Boundaries can be more complicated than just setting a firm limit on how much work employees can or should do from home, however. In fact, there are multiple kinds of boundaries, and often employers will recognize some while trespassing others.
Employees should only be expected to work during specific hours. That timeframe should be realistic and reasonable, even if non-traditional, however. If employees need to be accessible at other times, there should be some rules or processes that govern when, where, and how employers contact their employees.
Note that the problem can also be the employee failing to respect work boundaries. A good example is checking work email or engaging in similar tasks at home. In some cases, this can even make employers liable for overtime for the time worked. Workplace policies should dictate when employees should and shouldn’t work on business tasks.
Just as employers and employees should only expect to be working during specific, agreed-upon hours, each should be able to define where and how they can be accessed. This has a couple of dimensions. For one thing, the employer should only try to reach the employee through prescribed channels, like email or a Slack channel. Calling a home number, for example, might be deemed off limits except in cases of emergency.
There should also be rules or processes to govern when an employee can go “offline,” i.e., make themselves inaccessible so they can focus on an important project. Then, there should be some agreed upon rules governing how to handle situations when the employee is not accessible, e.g., when they go on vacation, what rules will govern when, if, and how they can be contacted.
How to arrange a physical workspace can be a consequential decision. In general, it’s a good idea to make sure employees have access to dedicated workspace that is sufficient to meet the demands of their work duties. To prevent interruption and distraction in the middle of focused work, the workspace should also include some means of communicating that the person should not be disturbed, like a sign or closed door, and those indicators should be respected.
This refers to how employees get their work done. It refers to workflows, patterns, habits, and preferences that allow employees to work in a way that works for them. In the name of goals like process standardization and efficiency optimization, it can be very tempting for employers to try to dictate how employees work, but different employees have different styles and needs. Some process guidelines or rules are fine, but don’t micromanage. Give your employees room to have their own patterns and habits and allow there to be a boundary around those processes that the company and supervisors will respect.

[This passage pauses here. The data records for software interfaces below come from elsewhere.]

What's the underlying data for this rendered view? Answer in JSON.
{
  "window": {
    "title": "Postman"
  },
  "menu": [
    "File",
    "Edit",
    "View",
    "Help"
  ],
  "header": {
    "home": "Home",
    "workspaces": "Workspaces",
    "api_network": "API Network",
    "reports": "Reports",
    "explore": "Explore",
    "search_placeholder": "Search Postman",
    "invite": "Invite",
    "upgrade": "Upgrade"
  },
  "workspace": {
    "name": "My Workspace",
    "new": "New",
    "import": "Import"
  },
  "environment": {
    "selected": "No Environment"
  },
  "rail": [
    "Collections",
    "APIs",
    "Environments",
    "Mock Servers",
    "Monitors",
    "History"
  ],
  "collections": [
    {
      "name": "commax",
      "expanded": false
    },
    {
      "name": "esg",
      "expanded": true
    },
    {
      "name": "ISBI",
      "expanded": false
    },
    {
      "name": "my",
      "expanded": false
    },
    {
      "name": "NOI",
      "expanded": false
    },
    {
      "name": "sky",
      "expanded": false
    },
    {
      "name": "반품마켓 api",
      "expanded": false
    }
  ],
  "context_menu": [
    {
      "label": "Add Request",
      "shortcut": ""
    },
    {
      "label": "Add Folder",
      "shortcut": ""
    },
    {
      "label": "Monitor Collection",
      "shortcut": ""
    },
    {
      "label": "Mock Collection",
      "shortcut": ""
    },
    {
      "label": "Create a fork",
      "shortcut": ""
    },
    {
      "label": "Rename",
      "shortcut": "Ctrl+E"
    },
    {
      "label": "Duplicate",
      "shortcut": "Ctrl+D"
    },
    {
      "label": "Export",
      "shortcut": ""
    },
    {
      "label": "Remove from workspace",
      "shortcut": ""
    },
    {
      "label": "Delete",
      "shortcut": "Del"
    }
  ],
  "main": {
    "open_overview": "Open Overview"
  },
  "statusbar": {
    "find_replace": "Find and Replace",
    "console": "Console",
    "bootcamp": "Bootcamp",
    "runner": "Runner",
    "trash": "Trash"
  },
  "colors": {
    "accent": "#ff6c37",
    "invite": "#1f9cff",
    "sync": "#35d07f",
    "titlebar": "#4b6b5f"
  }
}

CoAdvantage, one of the nation’s largest Professional Employer Organizations (PEOs), helps small to mid-sized companies with HR administration, benefits, payroll, and compliance. To learn more about our ability to create a strategic HR function in your business that drives business growth potential, contact us today.